Records to use.
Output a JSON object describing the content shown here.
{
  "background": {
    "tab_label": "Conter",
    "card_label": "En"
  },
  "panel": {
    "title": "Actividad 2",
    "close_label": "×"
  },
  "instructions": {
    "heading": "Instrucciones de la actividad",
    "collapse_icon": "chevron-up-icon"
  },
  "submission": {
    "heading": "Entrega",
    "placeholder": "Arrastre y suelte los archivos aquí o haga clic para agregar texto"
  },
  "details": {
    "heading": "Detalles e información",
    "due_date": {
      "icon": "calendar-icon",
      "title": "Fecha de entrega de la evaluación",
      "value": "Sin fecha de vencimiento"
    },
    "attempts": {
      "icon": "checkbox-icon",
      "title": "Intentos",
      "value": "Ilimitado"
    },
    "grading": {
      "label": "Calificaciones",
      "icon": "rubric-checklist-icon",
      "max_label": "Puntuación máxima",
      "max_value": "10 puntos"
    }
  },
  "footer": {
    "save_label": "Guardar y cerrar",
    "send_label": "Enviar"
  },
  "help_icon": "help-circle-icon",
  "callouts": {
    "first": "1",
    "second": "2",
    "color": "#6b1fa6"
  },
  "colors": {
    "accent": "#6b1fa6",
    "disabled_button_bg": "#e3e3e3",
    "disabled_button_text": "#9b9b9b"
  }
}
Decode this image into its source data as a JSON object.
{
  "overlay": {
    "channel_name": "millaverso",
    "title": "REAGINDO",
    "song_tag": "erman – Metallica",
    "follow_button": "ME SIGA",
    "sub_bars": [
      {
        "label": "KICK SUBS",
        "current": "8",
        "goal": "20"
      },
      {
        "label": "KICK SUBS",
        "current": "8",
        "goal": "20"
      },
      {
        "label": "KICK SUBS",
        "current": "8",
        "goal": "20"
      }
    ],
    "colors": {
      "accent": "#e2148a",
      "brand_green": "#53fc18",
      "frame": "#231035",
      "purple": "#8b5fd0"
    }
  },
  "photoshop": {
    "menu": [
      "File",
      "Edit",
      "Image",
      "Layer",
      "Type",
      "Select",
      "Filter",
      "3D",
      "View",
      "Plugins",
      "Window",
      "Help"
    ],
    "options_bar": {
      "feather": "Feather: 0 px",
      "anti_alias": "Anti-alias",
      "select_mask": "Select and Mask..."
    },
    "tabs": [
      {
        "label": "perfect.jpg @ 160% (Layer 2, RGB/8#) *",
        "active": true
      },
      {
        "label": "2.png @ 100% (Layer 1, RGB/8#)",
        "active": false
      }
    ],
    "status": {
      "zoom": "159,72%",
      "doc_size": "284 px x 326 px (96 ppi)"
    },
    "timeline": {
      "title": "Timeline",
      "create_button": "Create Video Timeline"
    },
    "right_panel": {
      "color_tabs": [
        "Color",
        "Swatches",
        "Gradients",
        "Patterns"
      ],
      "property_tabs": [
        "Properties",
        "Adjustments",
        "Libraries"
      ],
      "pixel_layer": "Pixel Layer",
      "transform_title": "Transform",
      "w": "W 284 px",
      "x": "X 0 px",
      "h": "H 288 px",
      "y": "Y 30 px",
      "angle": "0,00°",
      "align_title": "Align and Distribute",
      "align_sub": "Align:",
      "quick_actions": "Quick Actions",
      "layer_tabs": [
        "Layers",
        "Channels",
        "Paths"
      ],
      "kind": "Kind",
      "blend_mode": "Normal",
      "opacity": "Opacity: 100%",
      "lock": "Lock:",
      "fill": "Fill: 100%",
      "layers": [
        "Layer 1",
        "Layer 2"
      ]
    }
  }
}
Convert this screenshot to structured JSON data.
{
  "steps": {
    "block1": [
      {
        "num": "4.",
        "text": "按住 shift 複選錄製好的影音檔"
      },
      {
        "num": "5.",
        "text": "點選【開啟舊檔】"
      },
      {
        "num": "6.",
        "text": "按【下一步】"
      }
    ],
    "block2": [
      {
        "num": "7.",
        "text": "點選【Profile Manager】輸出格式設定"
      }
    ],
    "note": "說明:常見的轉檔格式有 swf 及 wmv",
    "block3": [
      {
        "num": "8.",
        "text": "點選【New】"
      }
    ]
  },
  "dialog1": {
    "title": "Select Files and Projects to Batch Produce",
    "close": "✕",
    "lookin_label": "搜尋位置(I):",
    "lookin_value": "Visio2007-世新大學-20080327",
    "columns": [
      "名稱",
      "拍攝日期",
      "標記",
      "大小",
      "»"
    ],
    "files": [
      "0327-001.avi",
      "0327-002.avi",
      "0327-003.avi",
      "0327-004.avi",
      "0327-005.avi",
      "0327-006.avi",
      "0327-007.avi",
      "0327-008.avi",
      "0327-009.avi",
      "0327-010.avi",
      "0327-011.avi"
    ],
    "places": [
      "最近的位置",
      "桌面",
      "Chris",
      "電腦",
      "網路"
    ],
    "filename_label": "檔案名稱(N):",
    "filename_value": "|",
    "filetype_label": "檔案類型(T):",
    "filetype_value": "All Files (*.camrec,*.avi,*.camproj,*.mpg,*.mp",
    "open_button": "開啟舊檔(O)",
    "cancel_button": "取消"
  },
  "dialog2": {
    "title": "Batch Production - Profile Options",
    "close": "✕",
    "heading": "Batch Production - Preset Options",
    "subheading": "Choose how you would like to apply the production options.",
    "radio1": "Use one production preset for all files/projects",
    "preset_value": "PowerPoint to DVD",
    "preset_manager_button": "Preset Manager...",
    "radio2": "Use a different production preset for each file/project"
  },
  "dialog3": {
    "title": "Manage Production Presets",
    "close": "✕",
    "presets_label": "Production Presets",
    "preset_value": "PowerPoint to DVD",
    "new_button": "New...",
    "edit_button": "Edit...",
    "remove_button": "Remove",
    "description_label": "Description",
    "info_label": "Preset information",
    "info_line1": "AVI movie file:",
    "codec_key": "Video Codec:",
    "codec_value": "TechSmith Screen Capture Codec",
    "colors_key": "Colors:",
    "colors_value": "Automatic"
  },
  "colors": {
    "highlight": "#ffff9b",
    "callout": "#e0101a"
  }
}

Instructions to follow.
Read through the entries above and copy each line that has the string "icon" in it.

Response to the exercise.
    "collapse_icon": "chevron-up-icon"
      "icon": "calendar-icon",
      "icon": "checkbox-icon",
      "icon": "rubric-checklist-icon",
  "help_icon": "help-circle-icon",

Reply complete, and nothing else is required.